In 1953, a violent religious movement led by far-right Jamaat-e-Islami began to agitate for the removal of the Ahmadi religious minority from power positions, and demanded a declaration of this minority as non-Muslims.
Nazimuddin then requested the Federal Court of Pakistan's intervention against this action but the Chief Justice, Muh'd Munir did not rule on the legality of the dismissal, but instead forced new elections to be held in 1954. Governor-General Malik Ghulam appointed another Bengali politician, Muhammad Ali Bogra who was then tenuring as the Pakistan ambassador to the United States, as the new prime minister until the new elections to be held in 1954. The dismissal of Sir Khawaja Nazimuddin's administration, the prime minister, by the governor-general, Malik Ghulam, signalled a troubling trend in political history of the country.
In 1958 he was awarded the highest civilian award titled Nishan-e-Pakistan.

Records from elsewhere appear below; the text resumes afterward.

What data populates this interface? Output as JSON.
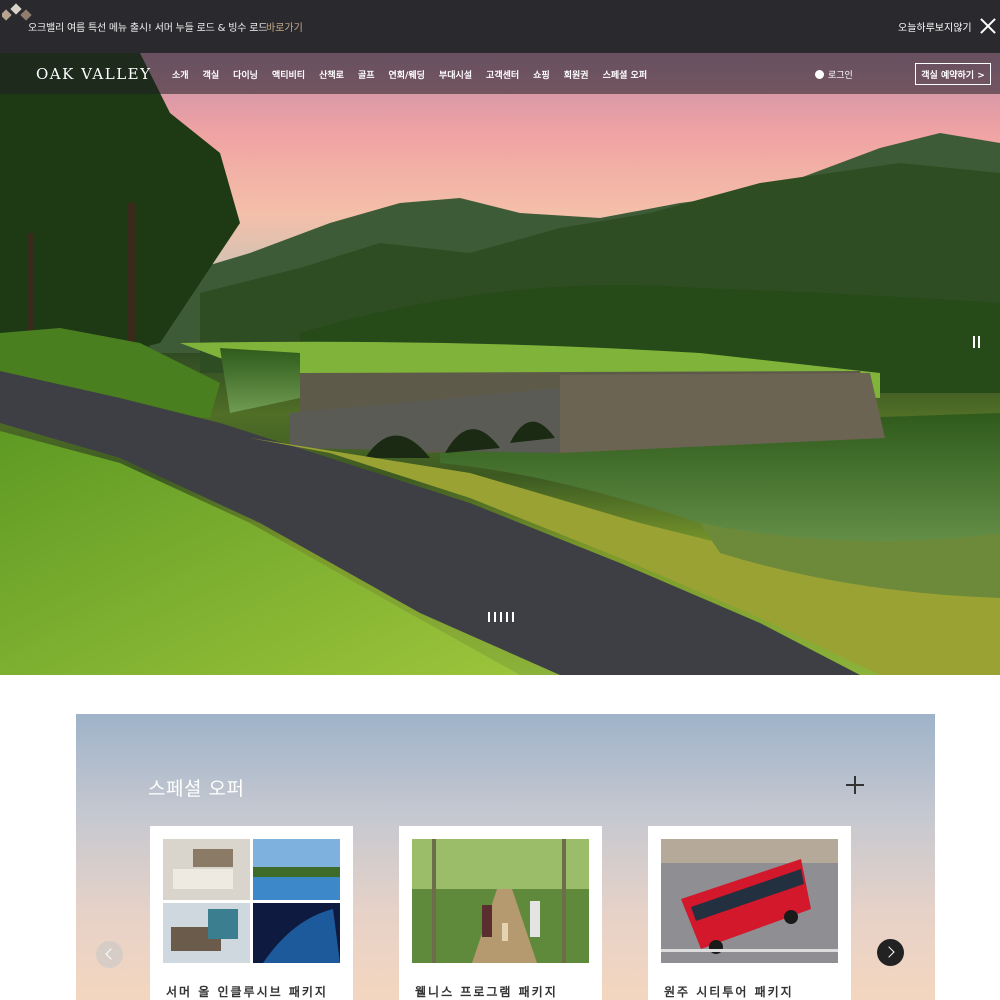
{
  "notice": {
    "message": "오크밸리 여름 특선 메뉴 출시! 서머 누들 로드 & 빙수 로드",
    "go_label": "바로가기",
    "hide_today": "오늘하루보지않기"
  },
  "nav": {
    "brand": "OAK VALLEY",
    "items": [
      "소개",
      "객실",
      "다이닝",
      "액티비티",
      "산책로",
      "골프",
      "연회/웨딩",
      "부대시설",
      "고객센터",
      "쇼핑",
      "회원권",
      "스페셜 오퍼"
    ],
    "login": "로그인",
    "reserve": "객실 예약하기 >"
  },
  "hero": {
    "slide_count": 5
  },
  "offers": {
    "title": "스페셜 오퍼",
    "cards": [
      {
        "label": "서머 올 인클루시브 패키지"
      },
      {
        "label": "웰니스 프로그램 패키지"
      },
      {
        "label": "원주 시티투어 패키지"
      }
    ]
  },
  "icons": {
    "close": "close-icon",
    "user": "user-icon",
    "plus": "plus-icon",
    "prev": "chevron-left-icon",
    "next": "chevron-right-icon"
  }
}
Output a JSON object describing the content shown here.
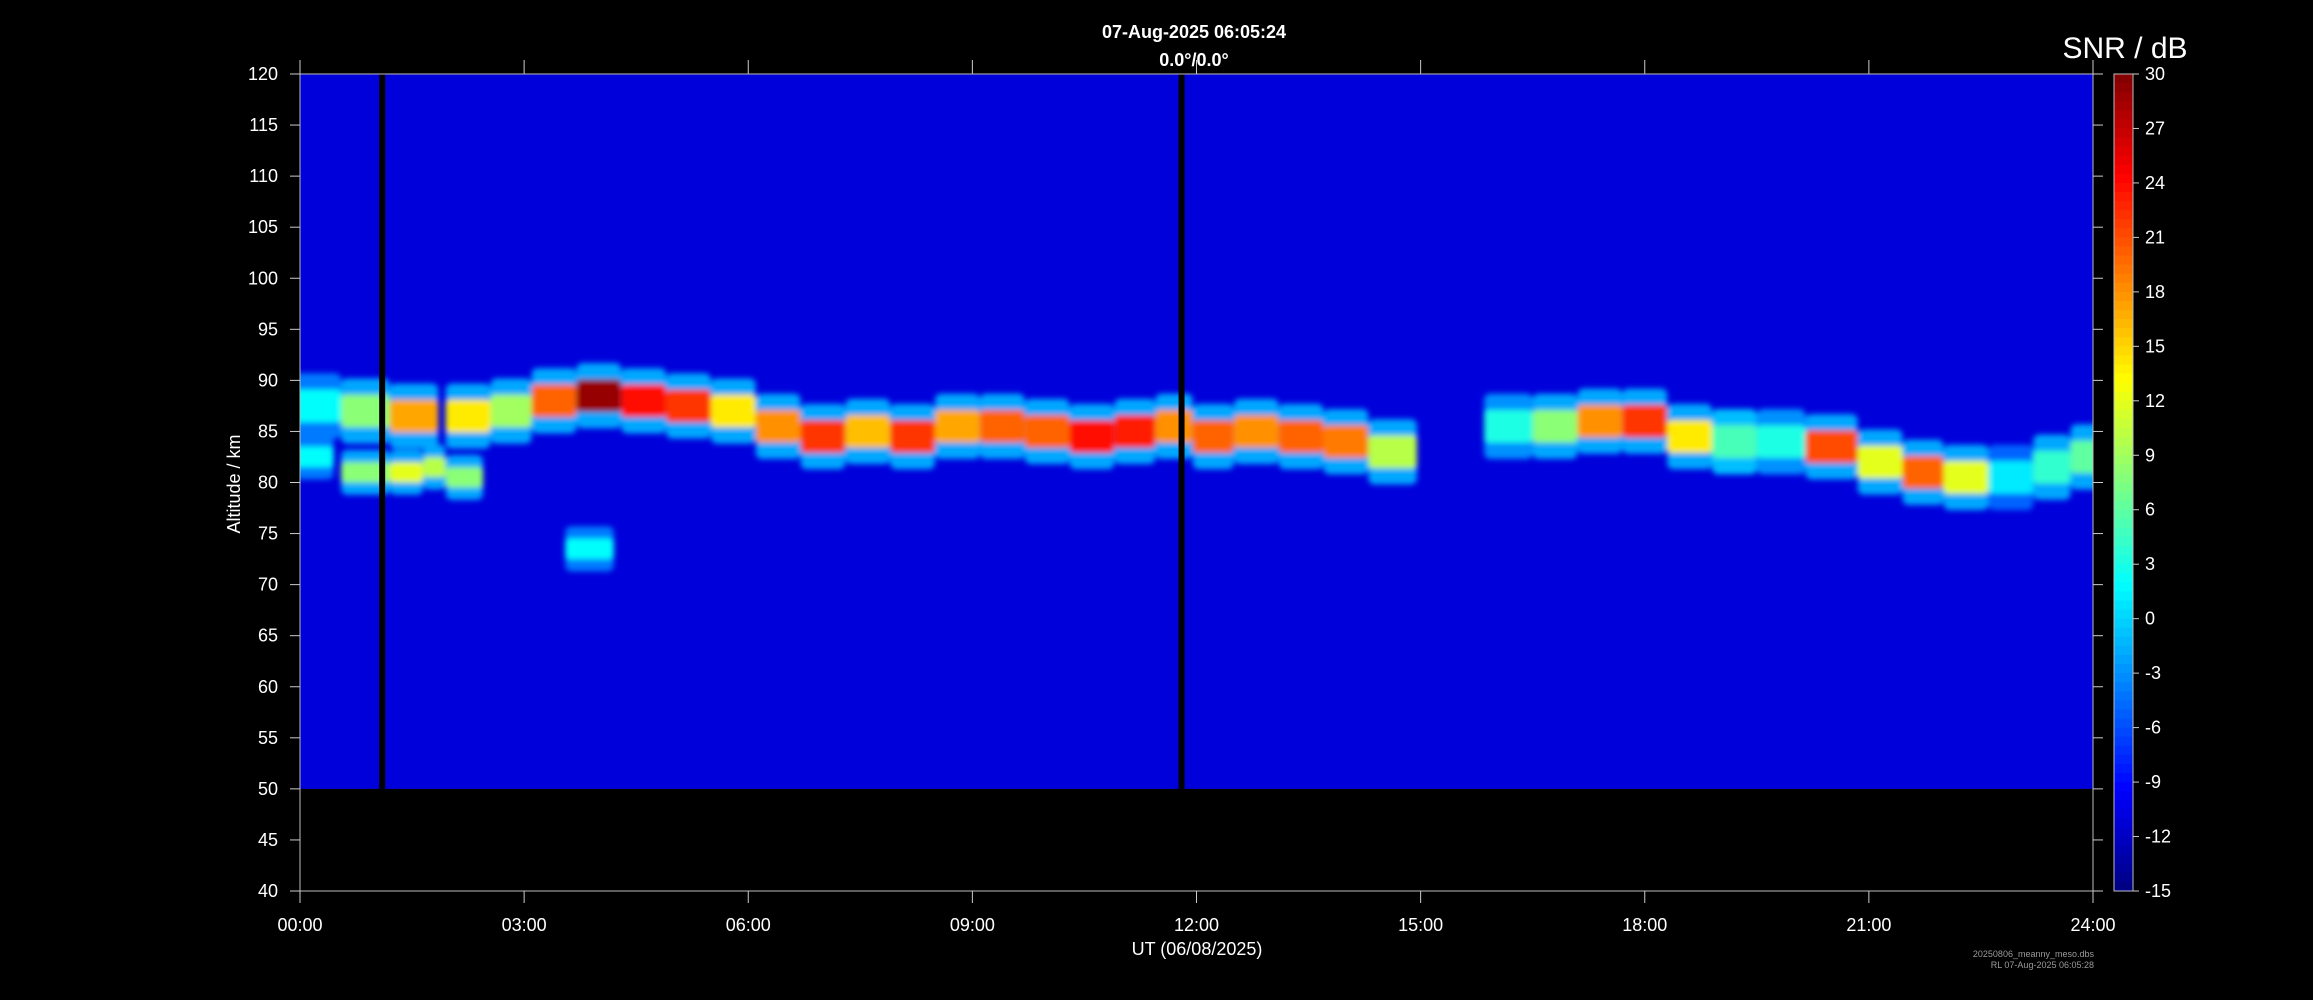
{
  "chart_data": {
    "type": "heatmap",
    "title": "07-Aug-2025 06:05:24",
    "subtitle": "0.0°/0.0°",
    "xlabel": "UT (06/08/2025)",
    "ylabel": "Altitude / km",
    "colorbar_label": "SNR / dB",
    "x_ticks": [
      "00:00",
      "03:00",
      "06:00",
      "09:00",
      "12:00",
      "15:00",
      "18:00",
      "21:00",
      "24:00"
    ],
    "xlim_hours": [
      0,
      24
    ],
    "ylim_km": [
      40,
      120
    ],
    "y_ticks": [
      40,
      45,
      50,
      55,
      60,
      65,
      70,
      75,
      80,
      85,
      90,
      95,
      100,
      105,
      110,
      115,
      120
    ],
    "data_altitude_range_km": [
      50,
      120
    ],
    "colorbar_range_db": [
      -15,
      30
    ],
    "colorbar_ticks": [
      -15,
      -12,
      -9,
      -6,
      -3,
      0,
      3,
      6,
      9,
      12,
      15,
      18,
      21,
      24,
      27,
      30
    ],
    "colormap": "jet",
    "background_snr_db": -11,
    "data_gaps_hours": [
      1.1,
      11.8
    ],
    "echo_layer": [
      {
        "x": 0.2,
        "y": 87.5,
        "snr": 2
      },
      {
        "x": 0.9,
        "y": 87.0,
        "snr": 8
      },
      {
        "x": 1.5,
        "y": 86.5,
        "snr": 17
      },
      {
        "x": 2.3,
        "y": 86.5,
        "snr": 14
      },
      {
        "x": 2.8,
        "y": 87.0,
        "snr": 9
      },
      {
        "x": 3.4,
        "y": 88.0,
        "snr": 20
      },
      {
        "x": 4.0,
        "y": 88.5,
        "snr": 29
      },
      {
        "x": 4.6,
        "y": 88.0,
        "snr": 24
      },
      {
        "x": 5.2,
        "y": 87.5,
        "snr": 22
      },
      {
        "x": 5.8,
        "y": 87.0,
        "snr": 14
      },
      {
        "x": 6.4,
        "y": 85.5,
        "snr": 18
      },
      {
        "x": 7.0,
        "y": 84.5,
        "snr": 22
      },
      {
        "x": 7.6,
        "y": 85.0,
        "snr": 16
      },
      {
        "x": 8.2,
        "y": 84.5,
        "snr": 22
      },
      {
        "x": 8.8,
        "y": 85.5,
        "snr": 17
      },
      {
        "x": 9.4,
        "y": 85.5,
        "snr": 20
      },
      {
        "x": 10.0,
        "y": 85.0,
        "snr": 20
      },
      {
        "x": 10.6,
        "y": 84.5,
        "snr": 24
      },
      {
        "x": 11.2,
        "y": 85.0,
        "snr": 23
      },
      {
        "x": 11.7,
        "y": 85.5,
        "snr": 18
      },
      {
        "x": 12.2,
        "y": 84.5,
        "snr": 20
      },
      {
        "x": 12.8,
        "y": 85.0,
        "snr": 18
      },
      {
        "x": 13.4,
        "y": 84.5,
        "snr": 20
      },
      {
        "x": 14.0,
        "y": 84.0,
        "snr": 19
      },
      {
        "x": 14.6,
        "y": 83.0,
        "snr": 10
      },
      {
        "x": 16.2,
        "y": 85.5,
        "snr": 3
      },
      {
        "x": 16.8,
        "y": 85.5,
        "snr": 8
      },
      {
        "x": 17.4,
        "y": 86.0,
        "snr": 18
      },
      {
        "x": 18.0,
        "y": 86.0,
        "snr": 22
      },
      {
        "x": 18.6,
        "y": 84.5,
        "snr": 14
      },
      {
        "x": 19.2,
        "y": 84.0,
        "snr": 5
      },
      {
        "x": 19.8,
        "y": 84.0,
        "snr": 3
      },
      {
        "x": 20.5,
        "y": 83.5,
        "snr": 21
      },
      {
        "x": 21.2,
        "y": 82.0,
        "snr": 12
      },
      {
        "x": 21.7,
        "y": 81.0,
        "snr": 20
      },
      {
        "x": 22.3,
        "y": 80.5,
        "snr": 12
      },
      {
        "x": 22.9,
        "y": 80.5,
        "snr": 1
      },
      {
        "x": 23.5,
        "y": 81.5,
        "snr": 4
      },
      {
        "x": 23.9,
        "y": 82.5,
        "snr": 6
      }
    ],
    "secondary_echoes": [
      {
        "x": 0.1,
        "y": 82.5,
        "snr": 2
      },
      {
        "x": 0.9,
        "y": 81.0,
        "snr": 8
      },
      {
        "x": 1.5,
        "y": 81.0,
        "snr": 12
      },
      {
        "x": 1.8,
        "y": 81.5,
        "snr": 10
      },
      {
        "x": 2.1,
        "y": 80.5,
        "snr": 8
      },
      {
        "x": 3.9,
        "y": 73.5,
        "snr": 2
      }
    ]
  },
  "footer": {
    "line1": "20250806_meanny_meso.dbs",
    "line2": "RL 07-Aug-2025 06:05:28"
  },
  "colors": {
    "background": "#000000",
    "axis": "#ffffff",
    "gap": "#000000"
  }
}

Later by the Government of Pakistan, Nazimuddin has been honoured from time to time after his death. In Karachi, the residential areas, Nazimabad and North Nazimabad in suburbs of Karachi, had been named after his name. In Islamabad, there is a road intersection, Nazimuddin Road, that has been named in his honor; while in Dhaka, there is also a road after his namesake.
Sir Khawaja died in 1964, aged 70. He was buried at Mausoleum of three leaders in his hometown of Dhaka.
Even after his dismissal, he and his family remained active in parliamentary politics; his nephew, Khwaja Wasiuddin, an army general serving as GOC-in-C II Corps and later repatriated to Bangladesh in 1974.
Currently, Khawaja Nazimuddin is 127 years, 0 months and 9 days old. Khawaja Nazimuddin will celebrate 128th birthday on a Tuesday 19th of July 2022.
Find out about Khawaja Nazimuddin birthday activities in timeline view here.